Filter the lines below, keeping each one that holds "title".
Start of Records supplied
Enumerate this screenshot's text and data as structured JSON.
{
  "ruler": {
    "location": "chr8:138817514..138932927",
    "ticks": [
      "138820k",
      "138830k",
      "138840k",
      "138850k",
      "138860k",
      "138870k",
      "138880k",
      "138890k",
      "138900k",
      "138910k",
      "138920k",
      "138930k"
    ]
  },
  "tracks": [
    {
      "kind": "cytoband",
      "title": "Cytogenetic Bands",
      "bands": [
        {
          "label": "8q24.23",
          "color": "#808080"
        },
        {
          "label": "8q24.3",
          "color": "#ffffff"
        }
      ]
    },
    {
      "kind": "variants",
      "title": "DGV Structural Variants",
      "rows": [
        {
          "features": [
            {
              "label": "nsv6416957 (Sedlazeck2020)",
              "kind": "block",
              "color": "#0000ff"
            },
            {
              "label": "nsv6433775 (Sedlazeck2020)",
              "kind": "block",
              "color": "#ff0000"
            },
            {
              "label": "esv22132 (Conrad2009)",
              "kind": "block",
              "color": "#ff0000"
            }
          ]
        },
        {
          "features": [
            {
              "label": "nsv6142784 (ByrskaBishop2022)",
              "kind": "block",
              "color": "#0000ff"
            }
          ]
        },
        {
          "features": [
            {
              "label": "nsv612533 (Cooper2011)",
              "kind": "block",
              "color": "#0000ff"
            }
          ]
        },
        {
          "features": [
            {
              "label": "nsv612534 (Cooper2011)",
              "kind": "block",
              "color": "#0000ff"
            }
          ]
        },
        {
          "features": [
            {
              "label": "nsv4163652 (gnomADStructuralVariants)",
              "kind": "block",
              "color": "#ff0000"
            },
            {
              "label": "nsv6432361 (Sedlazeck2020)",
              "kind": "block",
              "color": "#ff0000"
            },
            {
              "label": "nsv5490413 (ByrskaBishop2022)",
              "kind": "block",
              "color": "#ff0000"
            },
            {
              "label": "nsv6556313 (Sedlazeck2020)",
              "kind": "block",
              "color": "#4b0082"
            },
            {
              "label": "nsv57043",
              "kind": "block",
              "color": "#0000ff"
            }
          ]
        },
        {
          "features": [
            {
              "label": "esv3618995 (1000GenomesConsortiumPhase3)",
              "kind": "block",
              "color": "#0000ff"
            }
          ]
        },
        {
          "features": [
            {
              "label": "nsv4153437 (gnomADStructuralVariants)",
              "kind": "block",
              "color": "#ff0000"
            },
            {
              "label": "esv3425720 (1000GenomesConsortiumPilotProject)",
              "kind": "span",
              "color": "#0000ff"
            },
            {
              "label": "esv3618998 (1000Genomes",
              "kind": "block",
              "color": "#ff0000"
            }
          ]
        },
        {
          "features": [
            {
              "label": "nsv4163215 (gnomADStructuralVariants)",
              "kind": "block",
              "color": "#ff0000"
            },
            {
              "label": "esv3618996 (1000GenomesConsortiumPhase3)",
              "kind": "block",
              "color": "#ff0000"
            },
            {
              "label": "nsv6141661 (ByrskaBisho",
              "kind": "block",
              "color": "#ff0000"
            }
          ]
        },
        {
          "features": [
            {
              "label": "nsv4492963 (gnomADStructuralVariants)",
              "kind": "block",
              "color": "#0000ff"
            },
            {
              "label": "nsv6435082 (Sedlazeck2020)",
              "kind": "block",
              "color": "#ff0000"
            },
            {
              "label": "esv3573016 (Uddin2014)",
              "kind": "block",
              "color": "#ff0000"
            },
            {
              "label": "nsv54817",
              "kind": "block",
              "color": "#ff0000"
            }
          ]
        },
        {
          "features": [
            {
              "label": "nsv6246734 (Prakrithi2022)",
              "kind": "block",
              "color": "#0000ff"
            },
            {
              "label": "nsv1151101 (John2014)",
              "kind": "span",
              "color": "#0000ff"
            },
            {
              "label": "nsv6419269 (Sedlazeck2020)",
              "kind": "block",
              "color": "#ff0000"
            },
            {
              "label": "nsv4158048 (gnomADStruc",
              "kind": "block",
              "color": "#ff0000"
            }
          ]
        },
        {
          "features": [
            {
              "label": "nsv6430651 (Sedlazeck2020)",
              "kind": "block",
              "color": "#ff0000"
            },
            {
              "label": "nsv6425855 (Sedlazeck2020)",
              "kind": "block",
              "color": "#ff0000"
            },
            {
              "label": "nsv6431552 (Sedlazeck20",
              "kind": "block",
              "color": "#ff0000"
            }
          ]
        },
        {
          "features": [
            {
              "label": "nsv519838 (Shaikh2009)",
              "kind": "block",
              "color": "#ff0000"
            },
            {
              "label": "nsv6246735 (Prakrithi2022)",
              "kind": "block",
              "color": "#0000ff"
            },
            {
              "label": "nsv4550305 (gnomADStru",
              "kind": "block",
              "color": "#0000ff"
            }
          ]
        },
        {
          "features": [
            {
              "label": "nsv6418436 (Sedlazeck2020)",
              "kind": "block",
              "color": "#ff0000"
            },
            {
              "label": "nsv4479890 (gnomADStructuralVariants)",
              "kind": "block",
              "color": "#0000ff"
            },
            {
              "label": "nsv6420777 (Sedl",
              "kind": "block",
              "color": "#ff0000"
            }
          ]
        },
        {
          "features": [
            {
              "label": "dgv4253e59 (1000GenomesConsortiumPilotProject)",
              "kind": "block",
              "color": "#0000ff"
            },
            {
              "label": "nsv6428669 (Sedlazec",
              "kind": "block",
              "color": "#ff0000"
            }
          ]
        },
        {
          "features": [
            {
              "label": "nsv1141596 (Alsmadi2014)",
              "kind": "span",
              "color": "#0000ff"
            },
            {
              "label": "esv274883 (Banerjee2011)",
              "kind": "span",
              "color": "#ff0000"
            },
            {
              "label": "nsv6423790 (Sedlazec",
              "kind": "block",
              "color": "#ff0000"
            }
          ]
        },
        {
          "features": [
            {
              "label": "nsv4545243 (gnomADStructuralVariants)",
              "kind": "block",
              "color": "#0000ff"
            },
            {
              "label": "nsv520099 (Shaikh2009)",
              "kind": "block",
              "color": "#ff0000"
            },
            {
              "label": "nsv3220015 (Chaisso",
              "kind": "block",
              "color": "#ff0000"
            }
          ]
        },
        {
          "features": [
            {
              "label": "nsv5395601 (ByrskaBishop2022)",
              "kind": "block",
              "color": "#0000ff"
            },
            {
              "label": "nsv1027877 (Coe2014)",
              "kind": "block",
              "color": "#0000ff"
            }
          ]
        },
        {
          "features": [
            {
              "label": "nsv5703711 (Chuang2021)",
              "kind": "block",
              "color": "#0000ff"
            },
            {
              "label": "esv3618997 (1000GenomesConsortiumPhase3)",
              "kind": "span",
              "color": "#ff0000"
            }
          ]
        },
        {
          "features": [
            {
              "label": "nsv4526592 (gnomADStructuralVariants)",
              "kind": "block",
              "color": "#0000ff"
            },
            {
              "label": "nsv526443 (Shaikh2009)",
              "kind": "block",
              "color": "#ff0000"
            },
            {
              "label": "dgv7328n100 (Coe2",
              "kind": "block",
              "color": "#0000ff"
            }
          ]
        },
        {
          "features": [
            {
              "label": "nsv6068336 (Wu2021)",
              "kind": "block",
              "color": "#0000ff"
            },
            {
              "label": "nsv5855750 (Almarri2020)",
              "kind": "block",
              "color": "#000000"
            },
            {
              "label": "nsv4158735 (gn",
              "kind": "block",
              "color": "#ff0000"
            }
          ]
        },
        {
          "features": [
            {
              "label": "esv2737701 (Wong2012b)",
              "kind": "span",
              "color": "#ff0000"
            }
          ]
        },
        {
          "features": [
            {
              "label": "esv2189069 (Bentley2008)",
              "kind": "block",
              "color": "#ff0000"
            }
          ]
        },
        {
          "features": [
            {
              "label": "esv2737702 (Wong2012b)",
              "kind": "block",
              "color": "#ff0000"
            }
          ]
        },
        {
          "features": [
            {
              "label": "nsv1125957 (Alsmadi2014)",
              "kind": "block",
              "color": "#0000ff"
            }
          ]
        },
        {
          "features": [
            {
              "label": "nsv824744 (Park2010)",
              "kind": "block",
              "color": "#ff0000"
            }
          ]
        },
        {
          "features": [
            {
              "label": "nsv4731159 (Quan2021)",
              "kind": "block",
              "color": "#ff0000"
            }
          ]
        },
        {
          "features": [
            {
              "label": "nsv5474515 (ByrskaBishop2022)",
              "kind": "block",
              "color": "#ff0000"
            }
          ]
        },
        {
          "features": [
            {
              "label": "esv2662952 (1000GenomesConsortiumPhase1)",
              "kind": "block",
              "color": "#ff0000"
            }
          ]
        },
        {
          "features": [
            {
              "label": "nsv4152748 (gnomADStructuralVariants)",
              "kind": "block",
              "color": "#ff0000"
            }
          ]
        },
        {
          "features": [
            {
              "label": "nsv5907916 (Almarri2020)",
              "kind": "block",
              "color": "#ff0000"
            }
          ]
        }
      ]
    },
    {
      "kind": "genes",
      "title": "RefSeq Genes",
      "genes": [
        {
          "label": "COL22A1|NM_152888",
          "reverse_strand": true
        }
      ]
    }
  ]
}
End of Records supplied
» **Output for this task**:
      "title": "Cytogenetic Bands",
      "title": "DGV Structural Variants",
      "title": "RefSeq Genes",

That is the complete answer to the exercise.